Nonetheless, a computing world completely rebuilt on edge computing is about as illusory, and remote, as a world without oil. In the short term, the edge computing model faces significant obstacles, many of which will not be easy to overcome:

Availability of the necessary electrical power. Servers capable of providing remote, cloud-based services to enterprises, regardless of their location, require large processors and in-memory data storage systems to enable multi-location. They will also probably need to be powered by three-phase electricity . And this is difficult, if not impossible, in rural areas .

And the base stations of telecom operators have never needed this level of power until now. The only reason to modernize the power system would be for edge computing to be viable.

Switch to network slicing. For the switch to 5G to be feasible, telecommunications operators must earn additional income from edge computing. The idea to link the evolution of edge computing to 5G arose from the idea that business and operational functions could coexist on the same servers – a concept introduced by the Central Office Re-architected as a Datacenter (CORD) ( initially “Re-imagined”), one form of which is now seen as a key enabler of 5G .

The problem is that it may not even be legally valid for telecommunications network operations to coexist with customer- facing functions on the same systems – the answers depend on the ability of the legislator to understand the new definition of ” systems “. Until this day (if it ever happens), 3GPP (the industry organization that governs 5G standards) has adopted a concept called “network slicing”, which is a way of slicing servers. telecommunications networks in virtual servers at a very low level, with much greater separation than in a typical virtualization environment like VMware.

It is conceivable that a customer-oriented slice of network could be deployed for edge computing on telecommunications networks.
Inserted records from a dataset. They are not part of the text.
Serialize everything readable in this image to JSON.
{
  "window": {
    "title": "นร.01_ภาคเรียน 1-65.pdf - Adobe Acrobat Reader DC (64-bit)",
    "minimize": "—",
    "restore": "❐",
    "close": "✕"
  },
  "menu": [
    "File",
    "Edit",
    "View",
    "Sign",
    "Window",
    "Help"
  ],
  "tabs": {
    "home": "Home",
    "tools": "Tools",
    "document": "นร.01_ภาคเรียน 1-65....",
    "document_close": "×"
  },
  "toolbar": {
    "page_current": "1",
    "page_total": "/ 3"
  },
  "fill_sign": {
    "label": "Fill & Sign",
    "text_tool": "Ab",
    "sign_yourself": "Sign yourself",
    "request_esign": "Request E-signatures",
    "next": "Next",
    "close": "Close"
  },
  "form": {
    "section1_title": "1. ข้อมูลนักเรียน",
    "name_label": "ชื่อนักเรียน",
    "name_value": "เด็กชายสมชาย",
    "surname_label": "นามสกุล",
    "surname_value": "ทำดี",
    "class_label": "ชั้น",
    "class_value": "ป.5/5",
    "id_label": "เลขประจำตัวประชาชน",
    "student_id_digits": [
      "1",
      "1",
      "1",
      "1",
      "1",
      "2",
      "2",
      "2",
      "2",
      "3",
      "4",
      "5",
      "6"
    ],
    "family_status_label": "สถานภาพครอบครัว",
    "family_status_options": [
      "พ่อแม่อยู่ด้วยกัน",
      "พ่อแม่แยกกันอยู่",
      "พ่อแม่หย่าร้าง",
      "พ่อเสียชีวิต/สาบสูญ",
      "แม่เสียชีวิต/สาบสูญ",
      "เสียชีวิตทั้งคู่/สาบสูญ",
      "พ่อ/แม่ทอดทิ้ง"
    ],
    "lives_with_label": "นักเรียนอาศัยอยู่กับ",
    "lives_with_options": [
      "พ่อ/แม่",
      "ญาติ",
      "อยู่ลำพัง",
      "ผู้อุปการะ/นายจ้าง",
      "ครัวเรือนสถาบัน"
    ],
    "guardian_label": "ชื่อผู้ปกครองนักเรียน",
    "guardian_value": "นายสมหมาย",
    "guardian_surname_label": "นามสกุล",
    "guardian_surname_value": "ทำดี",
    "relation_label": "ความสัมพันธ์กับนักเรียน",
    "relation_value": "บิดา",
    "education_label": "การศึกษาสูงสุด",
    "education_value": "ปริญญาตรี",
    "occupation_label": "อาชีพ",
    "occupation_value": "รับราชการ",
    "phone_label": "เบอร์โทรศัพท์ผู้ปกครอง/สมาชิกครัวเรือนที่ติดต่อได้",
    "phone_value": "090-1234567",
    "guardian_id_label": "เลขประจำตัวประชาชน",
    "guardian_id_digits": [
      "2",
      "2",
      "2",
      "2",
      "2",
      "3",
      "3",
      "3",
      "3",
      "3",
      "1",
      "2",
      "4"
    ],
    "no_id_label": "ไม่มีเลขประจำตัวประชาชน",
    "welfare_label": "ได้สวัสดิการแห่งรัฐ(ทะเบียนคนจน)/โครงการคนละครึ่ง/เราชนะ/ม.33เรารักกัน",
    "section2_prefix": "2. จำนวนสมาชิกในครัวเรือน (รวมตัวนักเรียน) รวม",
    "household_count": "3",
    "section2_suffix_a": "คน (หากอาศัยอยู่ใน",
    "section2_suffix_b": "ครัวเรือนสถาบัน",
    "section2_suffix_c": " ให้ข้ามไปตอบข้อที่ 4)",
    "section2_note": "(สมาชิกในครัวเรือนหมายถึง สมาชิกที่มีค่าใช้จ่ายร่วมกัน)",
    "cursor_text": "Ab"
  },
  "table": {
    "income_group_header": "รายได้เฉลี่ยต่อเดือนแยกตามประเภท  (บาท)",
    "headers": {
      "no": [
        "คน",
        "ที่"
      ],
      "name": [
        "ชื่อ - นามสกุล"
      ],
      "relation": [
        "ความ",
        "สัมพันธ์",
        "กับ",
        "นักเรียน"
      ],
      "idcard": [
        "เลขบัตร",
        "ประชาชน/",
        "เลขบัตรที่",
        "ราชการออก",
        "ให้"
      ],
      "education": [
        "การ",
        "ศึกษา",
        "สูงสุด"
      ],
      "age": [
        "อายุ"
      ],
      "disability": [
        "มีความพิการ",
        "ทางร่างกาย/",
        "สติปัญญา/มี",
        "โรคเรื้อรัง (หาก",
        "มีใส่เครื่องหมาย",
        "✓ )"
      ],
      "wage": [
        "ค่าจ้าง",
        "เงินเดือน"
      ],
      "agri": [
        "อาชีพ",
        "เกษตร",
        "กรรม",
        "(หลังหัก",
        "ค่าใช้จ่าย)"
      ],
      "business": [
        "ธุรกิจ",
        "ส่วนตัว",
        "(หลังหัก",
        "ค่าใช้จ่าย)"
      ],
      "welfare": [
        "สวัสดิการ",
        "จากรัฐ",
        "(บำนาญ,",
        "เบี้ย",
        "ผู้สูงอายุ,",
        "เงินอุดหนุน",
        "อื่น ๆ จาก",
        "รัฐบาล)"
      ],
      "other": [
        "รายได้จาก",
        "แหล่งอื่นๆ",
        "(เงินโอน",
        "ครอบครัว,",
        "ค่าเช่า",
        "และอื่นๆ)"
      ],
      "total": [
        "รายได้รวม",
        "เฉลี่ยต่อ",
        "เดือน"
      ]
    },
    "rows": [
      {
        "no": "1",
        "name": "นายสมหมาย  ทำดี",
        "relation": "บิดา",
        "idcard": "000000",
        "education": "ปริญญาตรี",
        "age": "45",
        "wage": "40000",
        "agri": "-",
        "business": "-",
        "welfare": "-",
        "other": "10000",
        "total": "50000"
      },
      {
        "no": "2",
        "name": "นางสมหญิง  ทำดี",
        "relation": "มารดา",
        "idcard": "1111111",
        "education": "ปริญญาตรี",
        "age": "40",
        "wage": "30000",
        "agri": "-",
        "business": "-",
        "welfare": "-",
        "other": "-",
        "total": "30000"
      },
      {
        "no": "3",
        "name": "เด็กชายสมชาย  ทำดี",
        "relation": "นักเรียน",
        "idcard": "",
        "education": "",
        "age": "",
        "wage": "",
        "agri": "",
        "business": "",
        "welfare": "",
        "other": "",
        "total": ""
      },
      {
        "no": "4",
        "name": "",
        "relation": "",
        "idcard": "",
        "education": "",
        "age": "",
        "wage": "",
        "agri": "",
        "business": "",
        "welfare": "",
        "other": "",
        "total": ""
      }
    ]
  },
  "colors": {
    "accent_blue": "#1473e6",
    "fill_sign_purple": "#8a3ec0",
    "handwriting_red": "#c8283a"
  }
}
However, some large companies prefer to take charge of their own network slicing, even if this means deploying them in their own premises – moving edge computing to their own premises – rather than investing in a new system with a value proposition. relies heavily on hope.

Telco operators who will defend themselves against new entrants (who are their customers). If the 5G radio access network (RAN) and the fiber optic cables connected to it are to be used for commercial services, a gateway must be set up to pass the traffic of private customers towards that of the traffic of telecom operators. The architecture of such a gateway already exists [ PDF ], and was formally adopted by 3GPP. Her name local breakout , and also part of the official declaration of the ETSI standardization body on the edge computing multi-access (MEC – multi-access edge computing ).

Technically, this problem has therefore been solved. The problem is that some telecommunications operators may have an interest in preventing the establishment of this system for economic reasons. And to favor the hosting of this data in their own datacenters.

The current topology of the Internet network has three levels: Level 1 service providers only exchange information with each other, while level 2 Internet service providers are generally in contact with customers. The third level allows small Internet service providers to operate at a more local level. Global edge computing could become the catalyst for public cloud-like services offered by ISPs at the local level. But this presupposes that the telecommunications operators, which manage level 2, are prepared to let incoming network traffic be distributed over a third level, thus allowing competition in a market that they could very easily claim for themselves.

If the location of data matters to the business, the hyperscale, centralized, and power-hungry nature of cloud data centers can end up working against them as smaller, more agile, and more profitable operating models emerge in business environments. more widely distributed places.

 generated by devices and sensors. Indeed, the data rates of 5G networks, as well as the increasing use of data by customers, will require mobile base stations to become mini-data centers. “